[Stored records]

=======

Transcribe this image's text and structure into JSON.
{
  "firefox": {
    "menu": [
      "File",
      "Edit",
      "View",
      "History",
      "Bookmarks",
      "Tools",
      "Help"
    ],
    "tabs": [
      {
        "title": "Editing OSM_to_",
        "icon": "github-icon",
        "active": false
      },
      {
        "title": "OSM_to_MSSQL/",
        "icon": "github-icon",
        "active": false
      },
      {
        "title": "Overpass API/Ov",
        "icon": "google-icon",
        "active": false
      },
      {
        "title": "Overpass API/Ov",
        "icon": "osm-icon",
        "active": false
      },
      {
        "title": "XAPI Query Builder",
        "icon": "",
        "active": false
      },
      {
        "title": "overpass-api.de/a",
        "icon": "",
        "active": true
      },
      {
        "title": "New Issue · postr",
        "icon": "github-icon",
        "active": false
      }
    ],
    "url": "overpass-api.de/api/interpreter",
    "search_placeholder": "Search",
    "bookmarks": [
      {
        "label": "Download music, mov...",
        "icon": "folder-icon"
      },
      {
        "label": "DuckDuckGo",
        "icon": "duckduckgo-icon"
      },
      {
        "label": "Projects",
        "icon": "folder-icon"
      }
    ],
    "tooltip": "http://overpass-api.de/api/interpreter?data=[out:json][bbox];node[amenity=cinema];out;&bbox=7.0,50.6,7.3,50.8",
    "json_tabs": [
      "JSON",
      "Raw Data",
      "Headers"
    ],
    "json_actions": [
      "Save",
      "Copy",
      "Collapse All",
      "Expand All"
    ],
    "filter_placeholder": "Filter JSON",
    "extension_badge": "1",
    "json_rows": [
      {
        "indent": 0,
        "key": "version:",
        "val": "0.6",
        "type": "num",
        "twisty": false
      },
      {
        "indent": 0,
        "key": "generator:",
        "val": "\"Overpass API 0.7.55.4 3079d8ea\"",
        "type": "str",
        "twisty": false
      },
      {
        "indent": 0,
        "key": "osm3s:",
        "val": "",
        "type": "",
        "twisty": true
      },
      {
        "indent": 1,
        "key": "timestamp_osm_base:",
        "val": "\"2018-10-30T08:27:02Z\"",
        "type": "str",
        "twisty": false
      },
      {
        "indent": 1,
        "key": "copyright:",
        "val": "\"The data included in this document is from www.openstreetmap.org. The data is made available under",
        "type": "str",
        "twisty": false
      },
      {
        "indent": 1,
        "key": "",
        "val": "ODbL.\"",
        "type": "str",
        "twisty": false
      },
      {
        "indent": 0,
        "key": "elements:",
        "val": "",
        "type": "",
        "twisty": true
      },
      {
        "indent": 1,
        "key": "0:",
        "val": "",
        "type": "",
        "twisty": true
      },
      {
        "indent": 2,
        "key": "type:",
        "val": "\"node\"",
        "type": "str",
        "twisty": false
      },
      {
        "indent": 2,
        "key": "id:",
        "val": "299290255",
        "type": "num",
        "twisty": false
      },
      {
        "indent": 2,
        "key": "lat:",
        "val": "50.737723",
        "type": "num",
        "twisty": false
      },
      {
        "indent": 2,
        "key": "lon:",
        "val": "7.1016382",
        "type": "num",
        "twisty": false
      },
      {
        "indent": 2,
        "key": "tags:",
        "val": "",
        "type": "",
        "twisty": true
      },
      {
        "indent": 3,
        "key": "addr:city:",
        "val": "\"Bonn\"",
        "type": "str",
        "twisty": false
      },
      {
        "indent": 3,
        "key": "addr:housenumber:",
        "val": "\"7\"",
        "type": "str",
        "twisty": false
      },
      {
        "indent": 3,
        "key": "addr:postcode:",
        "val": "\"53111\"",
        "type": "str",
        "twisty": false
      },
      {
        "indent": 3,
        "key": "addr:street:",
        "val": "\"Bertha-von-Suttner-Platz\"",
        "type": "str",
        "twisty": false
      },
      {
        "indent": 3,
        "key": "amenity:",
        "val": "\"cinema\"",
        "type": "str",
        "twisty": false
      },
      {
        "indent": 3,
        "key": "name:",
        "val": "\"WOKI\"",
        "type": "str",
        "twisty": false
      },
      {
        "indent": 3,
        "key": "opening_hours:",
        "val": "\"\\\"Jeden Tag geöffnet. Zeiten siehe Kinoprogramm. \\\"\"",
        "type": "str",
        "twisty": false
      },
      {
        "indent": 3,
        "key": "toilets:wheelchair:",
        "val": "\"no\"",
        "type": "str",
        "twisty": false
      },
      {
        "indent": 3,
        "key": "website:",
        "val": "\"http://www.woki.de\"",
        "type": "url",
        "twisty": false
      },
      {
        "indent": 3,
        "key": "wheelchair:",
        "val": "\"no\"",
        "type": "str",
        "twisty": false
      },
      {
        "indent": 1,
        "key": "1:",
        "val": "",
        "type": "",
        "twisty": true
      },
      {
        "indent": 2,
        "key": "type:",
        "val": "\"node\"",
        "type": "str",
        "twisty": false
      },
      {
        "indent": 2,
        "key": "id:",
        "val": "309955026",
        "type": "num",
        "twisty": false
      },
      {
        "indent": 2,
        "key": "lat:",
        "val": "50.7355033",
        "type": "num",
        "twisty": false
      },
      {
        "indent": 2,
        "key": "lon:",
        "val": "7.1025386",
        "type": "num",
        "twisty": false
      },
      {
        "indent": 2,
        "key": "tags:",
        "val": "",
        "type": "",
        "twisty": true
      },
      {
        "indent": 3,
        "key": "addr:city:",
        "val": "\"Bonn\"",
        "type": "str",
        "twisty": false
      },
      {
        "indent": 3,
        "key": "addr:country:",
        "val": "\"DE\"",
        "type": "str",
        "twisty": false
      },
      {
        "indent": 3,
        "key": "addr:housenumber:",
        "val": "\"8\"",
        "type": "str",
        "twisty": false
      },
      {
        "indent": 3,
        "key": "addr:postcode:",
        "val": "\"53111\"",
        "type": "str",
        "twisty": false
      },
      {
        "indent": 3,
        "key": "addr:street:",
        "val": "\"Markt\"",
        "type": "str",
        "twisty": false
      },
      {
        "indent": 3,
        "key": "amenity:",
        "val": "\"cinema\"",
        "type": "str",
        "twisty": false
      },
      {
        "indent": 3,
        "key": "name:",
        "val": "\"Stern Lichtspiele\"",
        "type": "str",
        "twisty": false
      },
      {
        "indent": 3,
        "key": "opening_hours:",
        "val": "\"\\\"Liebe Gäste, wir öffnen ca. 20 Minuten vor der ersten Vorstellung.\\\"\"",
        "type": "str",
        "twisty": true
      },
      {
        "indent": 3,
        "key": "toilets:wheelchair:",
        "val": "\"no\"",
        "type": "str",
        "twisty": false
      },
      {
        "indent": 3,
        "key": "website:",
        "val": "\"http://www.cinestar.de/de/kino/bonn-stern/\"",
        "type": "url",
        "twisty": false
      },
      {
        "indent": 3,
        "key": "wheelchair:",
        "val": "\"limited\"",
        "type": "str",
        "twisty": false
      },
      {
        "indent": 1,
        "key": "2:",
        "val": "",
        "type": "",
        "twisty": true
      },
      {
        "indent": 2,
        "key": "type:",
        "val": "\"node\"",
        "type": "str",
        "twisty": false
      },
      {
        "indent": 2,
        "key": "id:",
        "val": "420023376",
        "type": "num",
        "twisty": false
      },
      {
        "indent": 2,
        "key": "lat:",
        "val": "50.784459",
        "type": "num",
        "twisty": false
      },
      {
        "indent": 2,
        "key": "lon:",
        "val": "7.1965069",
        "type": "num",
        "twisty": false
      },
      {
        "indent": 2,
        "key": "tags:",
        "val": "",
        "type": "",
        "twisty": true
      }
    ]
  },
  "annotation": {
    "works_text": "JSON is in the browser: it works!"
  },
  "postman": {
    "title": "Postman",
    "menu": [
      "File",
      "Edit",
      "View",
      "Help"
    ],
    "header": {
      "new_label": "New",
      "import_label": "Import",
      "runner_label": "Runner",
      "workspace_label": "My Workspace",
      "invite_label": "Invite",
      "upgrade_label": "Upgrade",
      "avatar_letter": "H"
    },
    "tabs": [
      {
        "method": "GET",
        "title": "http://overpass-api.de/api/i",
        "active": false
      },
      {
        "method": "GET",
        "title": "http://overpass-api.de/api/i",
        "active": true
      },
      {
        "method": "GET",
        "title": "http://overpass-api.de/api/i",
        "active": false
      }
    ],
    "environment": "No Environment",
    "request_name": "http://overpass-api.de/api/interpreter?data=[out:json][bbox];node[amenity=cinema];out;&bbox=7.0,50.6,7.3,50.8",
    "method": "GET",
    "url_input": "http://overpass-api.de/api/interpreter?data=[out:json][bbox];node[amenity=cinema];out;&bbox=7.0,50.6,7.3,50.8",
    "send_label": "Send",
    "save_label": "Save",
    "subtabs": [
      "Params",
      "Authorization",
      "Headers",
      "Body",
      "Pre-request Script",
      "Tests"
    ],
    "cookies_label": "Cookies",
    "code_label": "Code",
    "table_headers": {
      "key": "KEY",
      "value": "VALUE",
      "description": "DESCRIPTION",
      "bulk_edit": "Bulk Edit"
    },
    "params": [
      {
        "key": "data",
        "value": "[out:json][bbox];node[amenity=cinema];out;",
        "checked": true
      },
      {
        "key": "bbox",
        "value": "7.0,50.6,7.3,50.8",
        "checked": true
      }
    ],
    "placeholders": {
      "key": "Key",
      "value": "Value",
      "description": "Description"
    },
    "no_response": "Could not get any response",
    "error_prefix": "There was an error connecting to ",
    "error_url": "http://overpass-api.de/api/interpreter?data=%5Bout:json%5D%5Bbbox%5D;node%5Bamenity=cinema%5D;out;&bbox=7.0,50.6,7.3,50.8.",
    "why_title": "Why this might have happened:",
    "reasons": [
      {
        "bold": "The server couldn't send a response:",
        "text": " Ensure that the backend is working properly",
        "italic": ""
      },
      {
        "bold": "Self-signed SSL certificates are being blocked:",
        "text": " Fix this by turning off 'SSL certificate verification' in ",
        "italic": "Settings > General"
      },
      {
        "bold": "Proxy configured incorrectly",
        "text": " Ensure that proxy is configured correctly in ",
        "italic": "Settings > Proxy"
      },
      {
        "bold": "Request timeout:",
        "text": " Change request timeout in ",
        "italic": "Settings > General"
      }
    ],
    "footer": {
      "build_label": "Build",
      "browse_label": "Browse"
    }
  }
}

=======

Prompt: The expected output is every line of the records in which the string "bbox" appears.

Output for this exercise:
    "tooltip": "http://overpass-api.de/api/interpreter?data=[out:json][bbox];node[amenity=cinema];out;&bbox=7.0,50.6,7.3,50.8",
    "request_name": "http://overpass-api.de/api/interpreter?data=[out:json][bbox];node[amenity=cinema];out;&bbox=7.0,50.6,7.3,50.8",
    "url_input": "http://overpass-api.de/api/interpreter?data=[out:json][bbox];node[amenity=cinema];out;&bbox=7.0,50.6,7.3,50.8",
        "value": "[out:json][bbox];node[amenity=cinema];out;",
        "key": "bbox",
    "error_url": "http://overpass-api.de/api/interpreter?data=%5Bout:json%5D%5Bbbox%5D;node%5Bamenity=cinema%5D;out;&bbox=7.0,50.6,7.3,50.8.",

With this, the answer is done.